Franz Kafka (born July 3, 1883, Prague, Bohemia, Austria-Hungary – died June 3, 1924, Kierling, Austria) was a German-language novelist and short story writer, regarded as one of the most important authors of the 20th century. His unique body of writing is considered to be among the most influential in Western literature.
Kafka’s best-known works include Die Verwandlung (The Metamorphosis), Betrachtung (Meditation), Der Process (The Trial), Das Schloss (The Castle), and Amerika. Main themes of his novels and short stories are alienation, absurdity, guilt, and existential anxiety.

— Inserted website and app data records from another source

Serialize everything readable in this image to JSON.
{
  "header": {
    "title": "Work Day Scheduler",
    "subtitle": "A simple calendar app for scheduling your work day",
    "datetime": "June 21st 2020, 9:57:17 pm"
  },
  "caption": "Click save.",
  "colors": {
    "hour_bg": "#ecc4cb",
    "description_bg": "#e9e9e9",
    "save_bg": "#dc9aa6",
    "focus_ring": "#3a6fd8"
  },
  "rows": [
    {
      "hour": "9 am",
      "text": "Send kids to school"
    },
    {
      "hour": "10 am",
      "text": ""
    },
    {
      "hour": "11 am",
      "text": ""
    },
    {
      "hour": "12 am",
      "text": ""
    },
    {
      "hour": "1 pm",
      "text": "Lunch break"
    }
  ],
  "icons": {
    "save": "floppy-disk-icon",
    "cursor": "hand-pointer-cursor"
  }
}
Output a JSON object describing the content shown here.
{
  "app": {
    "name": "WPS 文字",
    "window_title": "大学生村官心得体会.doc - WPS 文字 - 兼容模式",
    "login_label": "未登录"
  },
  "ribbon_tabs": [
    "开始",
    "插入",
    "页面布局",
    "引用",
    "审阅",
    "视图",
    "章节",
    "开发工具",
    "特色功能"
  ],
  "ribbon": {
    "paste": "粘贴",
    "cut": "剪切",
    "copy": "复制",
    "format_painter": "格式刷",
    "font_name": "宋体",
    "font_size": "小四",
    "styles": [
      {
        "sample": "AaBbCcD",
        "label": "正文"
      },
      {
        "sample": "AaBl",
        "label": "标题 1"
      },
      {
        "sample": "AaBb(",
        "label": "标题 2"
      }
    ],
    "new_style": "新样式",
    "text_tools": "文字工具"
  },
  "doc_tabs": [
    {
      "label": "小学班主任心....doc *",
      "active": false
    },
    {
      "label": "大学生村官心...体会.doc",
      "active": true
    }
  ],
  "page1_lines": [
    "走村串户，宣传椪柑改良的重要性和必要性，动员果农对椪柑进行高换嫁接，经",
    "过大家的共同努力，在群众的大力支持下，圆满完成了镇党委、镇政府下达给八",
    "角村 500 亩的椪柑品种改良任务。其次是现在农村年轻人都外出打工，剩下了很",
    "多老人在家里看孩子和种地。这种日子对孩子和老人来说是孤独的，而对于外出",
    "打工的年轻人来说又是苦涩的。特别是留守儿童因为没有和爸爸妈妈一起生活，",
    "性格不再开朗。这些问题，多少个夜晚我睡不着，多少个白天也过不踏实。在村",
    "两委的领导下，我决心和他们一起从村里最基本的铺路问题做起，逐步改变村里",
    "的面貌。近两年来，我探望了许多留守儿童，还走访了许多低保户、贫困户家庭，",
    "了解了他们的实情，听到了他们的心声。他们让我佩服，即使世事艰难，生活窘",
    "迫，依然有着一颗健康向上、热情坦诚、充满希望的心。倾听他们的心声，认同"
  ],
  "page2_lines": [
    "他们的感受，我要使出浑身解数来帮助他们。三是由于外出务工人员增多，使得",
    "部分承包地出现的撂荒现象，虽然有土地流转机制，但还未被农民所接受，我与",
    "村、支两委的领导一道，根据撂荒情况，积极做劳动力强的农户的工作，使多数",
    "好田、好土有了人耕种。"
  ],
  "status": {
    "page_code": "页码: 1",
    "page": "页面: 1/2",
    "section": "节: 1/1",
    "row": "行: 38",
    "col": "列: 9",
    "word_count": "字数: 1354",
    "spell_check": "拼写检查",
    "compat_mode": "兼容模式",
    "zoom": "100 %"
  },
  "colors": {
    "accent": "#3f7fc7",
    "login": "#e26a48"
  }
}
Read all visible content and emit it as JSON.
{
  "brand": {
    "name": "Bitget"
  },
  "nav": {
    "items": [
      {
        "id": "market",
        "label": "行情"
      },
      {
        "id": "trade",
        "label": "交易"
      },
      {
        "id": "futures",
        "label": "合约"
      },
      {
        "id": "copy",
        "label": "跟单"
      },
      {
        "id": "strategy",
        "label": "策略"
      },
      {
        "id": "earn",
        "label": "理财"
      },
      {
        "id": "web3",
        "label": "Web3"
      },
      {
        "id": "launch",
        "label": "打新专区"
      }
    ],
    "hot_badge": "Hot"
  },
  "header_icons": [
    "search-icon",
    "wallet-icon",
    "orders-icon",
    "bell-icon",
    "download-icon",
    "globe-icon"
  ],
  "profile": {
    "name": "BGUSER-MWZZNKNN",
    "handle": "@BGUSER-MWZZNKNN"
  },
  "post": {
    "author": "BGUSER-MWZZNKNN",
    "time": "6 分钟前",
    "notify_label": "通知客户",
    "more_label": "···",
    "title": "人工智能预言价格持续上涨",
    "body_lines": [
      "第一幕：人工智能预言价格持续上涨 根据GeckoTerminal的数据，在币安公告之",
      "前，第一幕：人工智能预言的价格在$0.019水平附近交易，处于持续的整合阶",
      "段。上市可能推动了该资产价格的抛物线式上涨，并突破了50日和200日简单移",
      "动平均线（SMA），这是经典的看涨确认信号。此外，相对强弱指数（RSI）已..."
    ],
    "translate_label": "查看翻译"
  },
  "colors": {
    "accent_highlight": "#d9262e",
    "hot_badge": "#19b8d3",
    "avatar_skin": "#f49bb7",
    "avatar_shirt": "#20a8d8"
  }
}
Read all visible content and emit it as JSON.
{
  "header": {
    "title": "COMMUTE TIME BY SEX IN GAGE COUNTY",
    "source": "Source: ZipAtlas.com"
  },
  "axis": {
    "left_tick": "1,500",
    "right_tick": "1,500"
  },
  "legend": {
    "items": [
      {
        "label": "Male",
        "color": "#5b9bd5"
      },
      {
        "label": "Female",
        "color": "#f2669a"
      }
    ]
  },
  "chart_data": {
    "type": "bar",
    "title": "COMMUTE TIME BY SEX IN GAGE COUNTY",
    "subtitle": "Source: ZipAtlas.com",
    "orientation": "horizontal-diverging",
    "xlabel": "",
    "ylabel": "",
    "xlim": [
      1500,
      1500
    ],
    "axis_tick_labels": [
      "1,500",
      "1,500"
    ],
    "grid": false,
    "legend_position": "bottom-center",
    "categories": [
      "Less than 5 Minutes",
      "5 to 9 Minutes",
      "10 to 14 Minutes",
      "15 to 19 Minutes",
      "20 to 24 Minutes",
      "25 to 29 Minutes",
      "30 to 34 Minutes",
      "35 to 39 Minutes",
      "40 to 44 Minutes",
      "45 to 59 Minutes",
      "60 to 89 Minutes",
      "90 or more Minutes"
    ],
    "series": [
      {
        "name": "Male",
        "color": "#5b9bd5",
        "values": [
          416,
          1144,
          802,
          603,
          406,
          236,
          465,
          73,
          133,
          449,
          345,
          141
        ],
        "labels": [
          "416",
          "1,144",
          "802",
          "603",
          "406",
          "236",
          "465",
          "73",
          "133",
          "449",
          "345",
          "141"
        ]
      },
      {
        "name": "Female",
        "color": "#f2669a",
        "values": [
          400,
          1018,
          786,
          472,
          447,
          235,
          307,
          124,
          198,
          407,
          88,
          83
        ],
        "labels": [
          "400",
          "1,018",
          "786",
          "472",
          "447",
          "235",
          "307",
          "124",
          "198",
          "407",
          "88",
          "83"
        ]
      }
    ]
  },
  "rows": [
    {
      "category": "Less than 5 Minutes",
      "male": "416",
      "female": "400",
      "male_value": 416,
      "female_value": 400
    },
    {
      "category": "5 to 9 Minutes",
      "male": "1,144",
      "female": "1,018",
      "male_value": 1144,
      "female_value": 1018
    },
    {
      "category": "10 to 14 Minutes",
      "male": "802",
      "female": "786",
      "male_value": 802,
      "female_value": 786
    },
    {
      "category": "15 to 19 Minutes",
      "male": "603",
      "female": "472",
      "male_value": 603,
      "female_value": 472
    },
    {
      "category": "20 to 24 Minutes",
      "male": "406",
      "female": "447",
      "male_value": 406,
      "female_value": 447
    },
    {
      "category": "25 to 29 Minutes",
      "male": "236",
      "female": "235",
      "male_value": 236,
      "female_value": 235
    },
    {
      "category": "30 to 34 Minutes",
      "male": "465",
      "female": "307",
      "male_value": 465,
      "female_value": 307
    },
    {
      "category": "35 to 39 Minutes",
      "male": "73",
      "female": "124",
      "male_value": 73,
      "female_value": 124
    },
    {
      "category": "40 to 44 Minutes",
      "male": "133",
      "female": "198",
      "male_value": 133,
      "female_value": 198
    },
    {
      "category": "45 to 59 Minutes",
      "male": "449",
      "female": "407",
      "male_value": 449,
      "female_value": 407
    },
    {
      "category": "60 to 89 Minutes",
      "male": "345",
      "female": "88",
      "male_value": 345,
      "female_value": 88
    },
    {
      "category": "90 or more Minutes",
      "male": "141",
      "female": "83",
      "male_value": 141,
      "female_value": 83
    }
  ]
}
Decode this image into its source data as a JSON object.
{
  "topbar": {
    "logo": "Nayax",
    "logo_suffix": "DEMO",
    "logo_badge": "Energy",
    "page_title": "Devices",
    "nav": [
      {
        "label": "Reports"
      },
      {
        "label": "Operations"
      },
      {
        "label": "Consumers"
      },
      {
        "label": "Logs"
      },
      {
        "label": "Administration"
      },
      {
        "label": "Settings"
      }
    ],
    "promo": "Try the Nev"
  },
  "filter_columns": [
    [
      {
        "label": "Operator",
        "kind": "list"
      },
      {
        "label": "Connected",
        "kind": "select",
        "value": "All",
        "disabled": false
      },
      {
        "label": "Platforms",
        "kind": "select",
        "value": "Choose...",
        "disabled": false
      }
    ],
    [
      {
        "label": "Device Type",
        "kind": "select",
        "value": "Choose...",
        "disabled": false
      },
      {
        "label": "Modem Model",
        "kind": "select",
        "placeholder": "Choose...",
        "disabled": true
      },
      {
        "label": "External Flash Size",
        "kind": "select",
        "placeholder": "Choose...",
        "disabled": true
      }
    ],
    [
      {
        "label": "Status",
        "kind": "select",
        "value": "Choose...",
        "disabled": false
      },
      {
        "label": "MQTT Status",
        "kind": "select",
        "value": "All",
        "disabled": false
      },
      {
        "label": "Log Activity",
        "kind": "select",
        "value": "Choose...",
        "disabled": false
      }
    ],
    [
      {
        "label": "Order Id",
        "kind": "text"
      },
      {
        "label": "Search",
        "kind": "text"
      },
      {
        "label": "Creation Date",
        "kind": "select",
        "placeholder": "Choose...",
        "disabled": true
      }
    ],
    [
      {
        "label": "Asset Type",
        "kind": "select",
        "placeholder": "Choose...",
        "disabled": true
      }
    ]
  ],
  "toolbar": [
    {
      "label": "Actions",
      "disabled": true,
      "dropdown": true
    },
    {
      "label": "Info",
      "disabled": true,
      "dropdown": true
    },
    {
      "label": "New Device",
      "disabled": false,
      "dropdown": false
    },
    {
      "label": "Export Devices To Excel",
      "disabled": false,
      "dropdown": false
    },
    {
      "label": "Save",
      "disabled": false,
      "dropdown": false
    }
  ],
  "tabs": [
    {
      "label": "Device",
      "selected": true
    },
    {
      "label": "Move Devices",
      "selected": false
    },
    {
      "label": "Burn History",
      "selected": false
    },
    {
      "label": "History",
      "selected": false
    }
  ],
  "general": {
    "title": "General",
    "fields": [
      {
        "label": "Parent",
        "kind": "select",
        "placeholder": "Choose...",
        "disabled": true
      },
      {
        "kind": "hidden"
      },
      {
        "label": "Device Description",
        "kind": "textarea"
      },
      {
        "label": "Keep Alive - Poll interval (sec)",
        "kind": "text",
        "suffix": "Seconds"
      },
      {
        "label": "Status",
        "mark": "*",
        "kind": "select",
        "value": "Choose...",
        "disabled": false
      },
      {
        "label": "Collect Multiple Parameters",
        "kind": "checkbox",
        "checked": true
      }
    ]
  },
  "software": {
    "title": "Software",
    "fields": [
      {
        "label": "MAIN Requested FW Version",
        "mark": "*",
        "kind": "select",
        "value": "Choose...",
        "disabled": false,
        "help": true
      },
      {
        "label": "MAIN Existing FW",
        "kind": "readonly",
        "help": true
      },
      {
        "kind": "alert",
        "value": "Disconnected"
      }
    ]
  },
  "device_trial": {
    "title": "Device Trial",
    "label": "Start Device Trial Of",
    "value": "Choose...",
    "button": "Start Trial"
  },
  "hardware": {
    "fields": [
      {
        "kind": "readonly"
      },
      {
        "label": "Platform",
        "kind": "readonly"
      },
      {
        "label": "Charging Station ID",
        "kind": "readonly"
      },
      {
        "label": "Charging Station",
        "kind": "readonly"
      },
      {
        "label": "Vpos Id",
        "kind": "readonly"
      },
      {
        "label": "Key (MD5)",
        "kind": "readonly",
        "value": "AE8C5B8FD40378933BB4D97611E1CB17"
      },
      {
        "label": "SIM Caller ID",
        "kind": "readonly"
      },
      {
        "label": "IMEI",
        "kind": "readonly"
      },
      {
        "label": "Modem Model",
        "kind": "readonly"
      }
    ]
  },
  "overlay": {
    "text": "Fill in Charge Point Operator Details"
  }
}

During his lifetime, Kafka published just a few of his writings and was known only to a smaller group of readers. Although Kafka demanded that his unpublished manuscripts be destroyed, his friend Max Brod published most of them after Kafka’s death.